■ About this exercise:
Copy each line of the entries that includes the word "Cohost".

■ Dataset entries:
· · · · ·
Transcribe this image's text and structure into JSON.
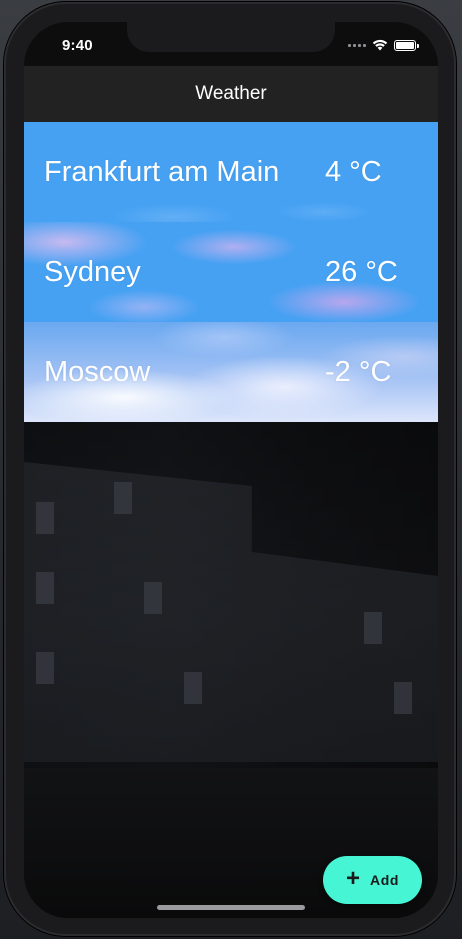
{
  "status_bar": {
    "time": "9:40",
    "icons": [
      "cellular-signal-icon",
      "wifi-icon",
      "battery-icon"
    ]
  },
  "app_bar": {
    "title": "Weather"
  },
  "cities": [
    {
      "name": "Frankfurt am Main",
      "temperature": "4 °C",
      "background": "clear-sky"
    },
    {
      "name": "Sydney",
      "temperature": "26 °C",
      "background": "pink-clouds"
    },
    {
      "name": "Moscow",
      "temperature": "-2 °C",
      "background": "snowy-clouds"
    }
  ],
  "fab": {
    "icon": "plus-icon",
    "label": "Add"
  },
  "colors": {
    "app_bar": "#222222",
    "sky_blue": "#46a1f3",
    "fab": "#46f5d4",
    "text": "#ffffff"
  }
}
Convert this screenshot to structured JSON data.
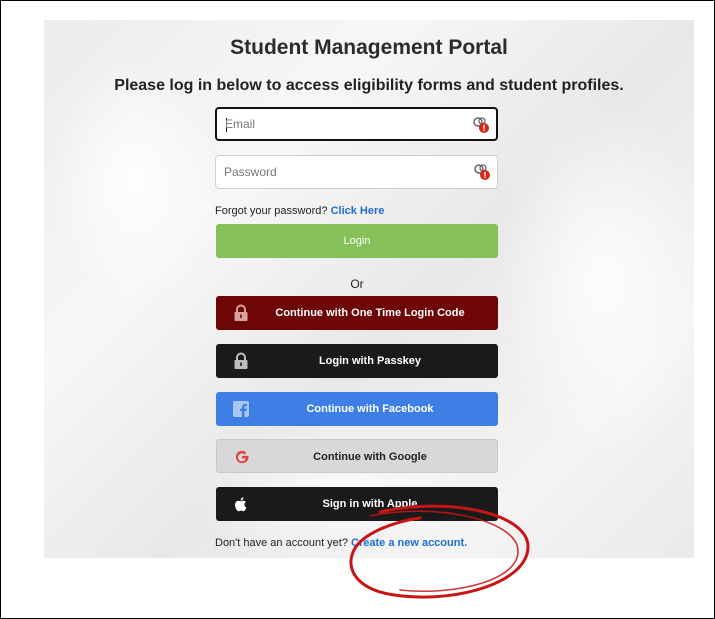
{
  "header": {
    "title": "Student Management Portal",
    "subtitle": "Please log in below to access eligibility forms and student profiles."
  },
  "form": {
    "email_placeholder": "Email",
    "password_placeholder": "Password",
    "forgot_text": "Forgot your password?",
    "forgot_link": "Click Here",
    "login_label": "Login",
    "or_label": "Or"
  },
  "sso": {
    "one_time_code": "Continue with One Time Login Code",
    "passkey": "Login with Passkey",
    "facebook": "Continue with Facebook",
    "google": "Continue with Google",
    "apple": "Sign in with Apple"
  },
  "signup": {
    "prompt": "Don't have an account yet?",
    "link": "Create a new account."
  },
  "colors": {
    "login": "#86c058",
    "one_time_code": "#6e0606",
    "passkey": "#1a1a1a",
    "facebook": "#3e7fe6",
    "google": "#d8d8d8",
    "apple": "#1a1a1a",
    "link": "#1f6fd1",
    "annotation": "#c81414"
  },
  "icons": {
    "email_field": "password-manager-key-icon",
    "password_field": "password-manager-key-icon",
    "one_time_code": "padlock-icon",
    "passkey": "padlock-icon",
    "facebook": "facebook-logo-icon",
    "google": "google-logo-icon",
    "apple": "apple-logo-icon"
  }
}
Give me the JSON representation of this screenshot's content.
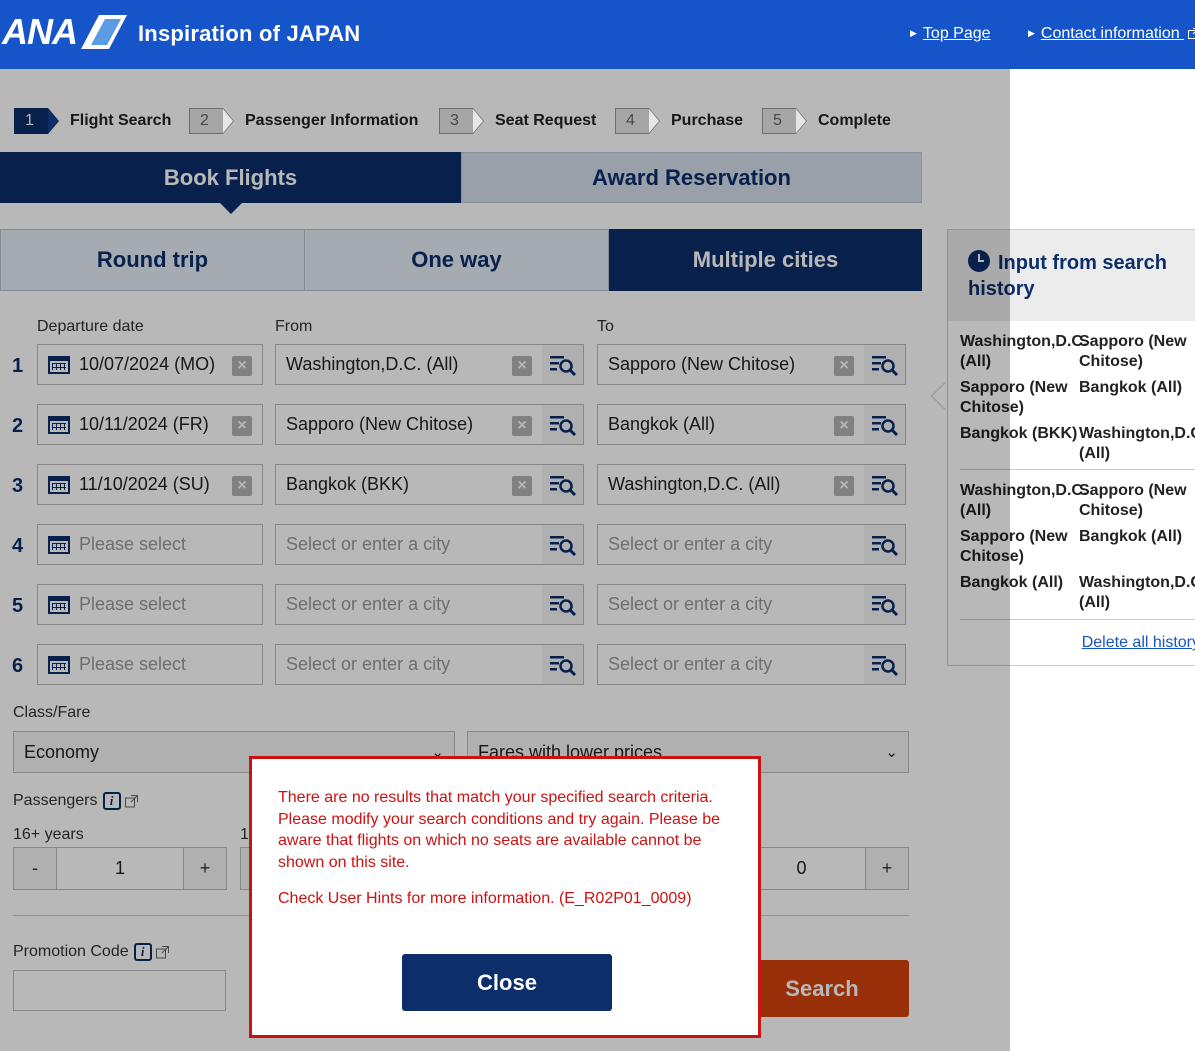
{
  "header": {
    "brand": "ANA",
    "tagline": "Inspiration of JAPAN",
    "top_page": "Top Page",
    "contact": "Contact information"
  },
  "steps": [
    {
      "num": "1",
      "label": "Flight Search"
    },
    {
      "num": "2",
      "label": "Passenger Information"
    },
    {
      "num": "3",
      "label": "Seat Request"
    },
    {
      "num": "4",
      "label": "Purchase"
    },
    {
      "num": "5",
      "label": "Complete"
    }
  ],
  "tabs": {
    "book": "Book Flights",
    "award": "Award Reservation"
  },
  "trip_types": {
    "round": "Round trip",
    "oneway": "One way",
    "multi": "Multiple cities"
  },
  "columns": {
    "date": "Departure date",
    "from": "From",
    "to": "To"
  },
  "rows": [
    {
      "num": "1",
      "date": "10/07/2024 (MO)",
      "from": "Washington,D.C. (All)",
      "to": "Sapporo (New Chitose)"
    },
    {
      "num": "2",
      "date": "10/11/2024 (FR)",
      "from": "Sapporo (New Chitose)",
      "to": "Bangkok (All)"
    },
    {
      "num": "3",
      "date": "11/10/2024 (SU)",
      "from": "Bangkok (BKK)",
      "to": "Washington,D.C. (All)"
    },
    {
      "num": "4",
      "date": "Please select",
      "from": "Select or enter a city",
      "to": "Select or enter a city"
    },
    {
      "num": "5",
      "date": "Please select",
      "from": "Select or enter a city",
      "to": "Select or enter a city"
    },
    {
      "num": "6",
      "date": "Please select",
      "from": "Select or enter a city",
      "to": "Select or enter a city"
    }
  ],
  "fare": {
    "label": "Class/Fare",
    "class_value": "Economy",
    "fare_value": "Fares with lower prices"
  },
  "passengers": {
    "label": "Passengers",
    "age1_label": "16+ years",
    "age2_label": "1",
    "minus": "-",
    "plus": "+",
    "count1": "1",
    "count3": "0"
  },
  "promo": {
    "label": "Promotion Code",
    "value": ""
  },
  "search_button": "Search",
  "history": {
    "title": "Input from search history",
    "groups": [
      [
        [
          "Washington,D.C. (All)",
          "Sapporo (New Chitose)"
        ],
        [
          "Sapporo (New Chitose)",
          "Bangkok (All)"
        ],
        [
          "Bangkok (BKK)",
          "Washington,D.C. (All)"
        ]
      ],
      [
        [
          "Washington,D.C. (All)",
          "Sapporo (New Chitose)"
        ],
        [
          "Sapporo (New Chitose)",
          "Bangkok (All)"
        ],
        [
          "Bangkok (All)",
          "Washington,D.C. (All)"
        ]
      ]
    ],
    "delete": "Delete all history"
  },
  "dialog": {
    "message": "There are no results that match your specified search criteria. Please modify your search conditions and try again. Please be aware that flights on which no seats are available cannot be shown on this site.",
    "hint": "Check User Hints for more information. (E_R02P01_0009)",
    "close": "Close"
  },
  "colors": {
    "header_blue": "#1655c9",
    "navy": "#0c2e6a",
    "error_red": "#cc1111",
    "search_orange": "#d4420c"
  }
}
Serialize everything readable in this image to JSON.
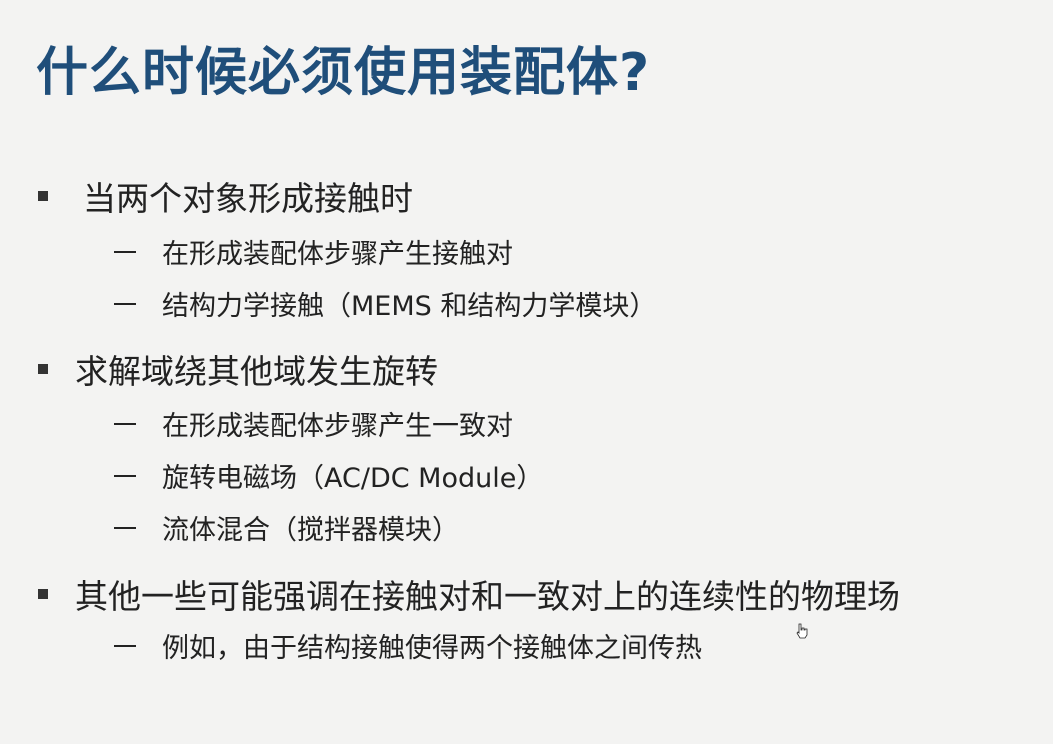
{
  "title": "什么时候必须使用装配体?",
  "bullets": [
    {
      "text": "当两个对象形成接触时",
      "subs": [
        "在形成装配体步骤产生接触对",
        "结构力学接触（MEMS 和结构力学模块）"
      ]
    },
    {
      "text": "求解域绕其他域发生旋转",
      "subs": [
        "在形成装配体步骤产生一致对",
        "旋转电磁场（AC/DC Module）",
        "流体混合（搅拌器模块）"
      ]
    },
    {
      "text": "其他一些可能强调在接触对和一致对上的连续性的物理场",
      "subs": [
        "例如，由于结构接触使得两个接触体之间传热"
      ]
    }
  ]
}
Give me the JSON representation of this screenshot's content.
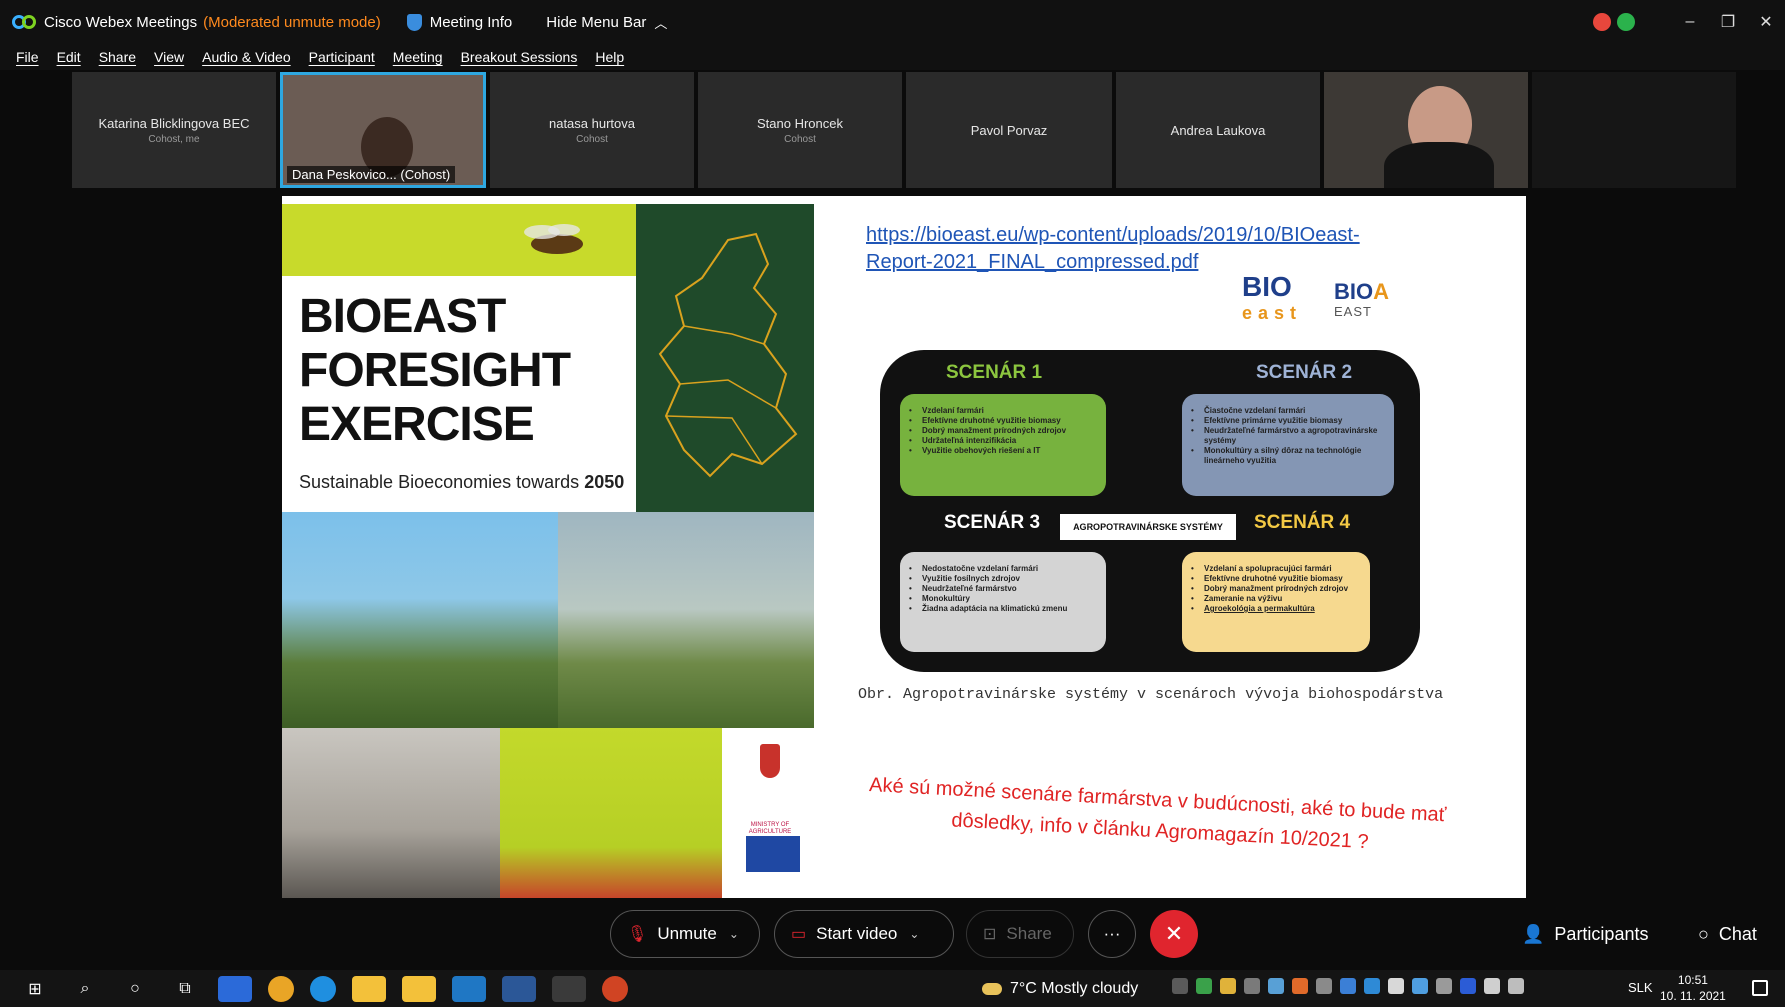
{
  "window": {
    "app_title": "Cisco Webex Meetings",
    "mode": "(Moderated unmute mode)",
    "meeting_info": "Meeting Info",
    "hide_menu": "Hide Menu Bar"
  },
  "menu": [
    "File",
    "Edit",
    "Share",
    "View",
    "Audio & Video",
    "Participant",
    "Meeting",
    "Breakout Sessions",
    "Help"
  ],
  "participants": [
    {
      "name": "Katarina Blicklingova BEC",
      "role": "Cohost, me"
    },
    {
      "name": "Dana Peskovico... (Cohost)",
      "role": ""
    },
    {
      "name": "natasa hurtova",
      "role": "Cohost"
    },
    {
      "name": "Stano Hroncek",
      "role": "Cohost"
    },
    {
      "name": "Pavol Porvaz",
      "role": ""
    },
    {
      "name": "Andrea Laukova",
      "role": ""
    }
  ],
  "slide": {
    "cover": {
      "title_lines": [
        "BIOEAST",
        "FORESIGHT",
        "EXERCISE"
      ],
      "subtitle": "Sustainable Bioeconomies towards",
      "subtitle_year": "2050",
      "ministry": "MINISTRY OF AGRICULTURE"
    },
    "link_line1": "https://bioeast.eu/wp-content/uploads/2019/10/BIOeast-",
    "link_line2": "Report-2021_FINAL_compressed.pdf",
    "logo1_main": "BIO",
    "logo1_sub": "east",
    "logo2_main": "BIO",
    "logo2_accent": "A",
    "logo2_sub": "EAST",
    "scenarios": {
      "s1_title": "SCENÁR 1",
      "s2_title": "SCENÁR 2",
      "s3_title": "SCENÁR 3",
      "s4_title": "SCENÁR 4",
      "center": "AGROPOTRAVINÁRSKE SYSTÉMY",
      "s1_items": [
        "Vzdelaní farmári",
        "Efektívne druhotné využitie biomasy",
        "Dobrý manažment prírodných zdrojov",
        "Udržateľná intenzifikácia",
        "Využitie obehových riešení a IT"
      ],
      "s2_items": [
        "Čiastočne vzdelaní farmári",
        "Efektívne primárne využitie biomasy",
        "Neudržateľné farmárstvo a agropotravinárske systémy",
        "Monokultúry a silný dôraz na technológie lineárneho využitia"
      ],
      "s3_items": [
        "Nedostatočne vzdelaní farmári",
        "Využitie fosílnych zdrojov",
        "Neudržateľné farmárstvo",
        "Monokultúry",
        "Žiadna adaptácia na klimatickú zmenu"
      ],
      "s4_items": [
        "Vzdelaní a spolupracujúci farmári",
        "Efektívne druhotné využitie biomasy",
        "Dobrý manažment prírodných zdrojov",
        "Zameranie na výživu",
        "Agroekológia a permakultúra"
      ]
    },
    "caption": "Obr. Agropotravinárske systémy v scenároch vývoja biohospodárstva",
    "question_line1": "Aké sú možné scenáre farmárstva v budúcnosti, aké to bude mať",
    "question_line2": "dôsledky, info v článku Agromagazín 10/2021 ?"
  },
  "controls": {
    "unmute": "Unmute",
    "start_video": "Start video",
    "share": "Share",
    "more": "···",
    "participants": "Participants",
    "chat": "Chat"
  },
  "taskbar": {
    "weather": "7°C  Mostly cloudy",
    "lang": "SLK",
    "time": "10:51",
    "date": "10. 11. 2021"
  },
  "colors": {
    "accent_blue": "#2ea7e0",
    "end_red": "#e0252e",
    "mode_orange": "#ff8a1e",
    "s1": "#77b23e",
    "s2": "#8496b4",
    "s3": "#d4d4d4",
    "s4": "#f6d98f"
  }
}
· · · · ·
■ Result of this task:
      "role": "Cohost, me"
      "name": "Dana Peskovico... (Cohost)",
      "role": "Cohost"
      "role": "Cohost"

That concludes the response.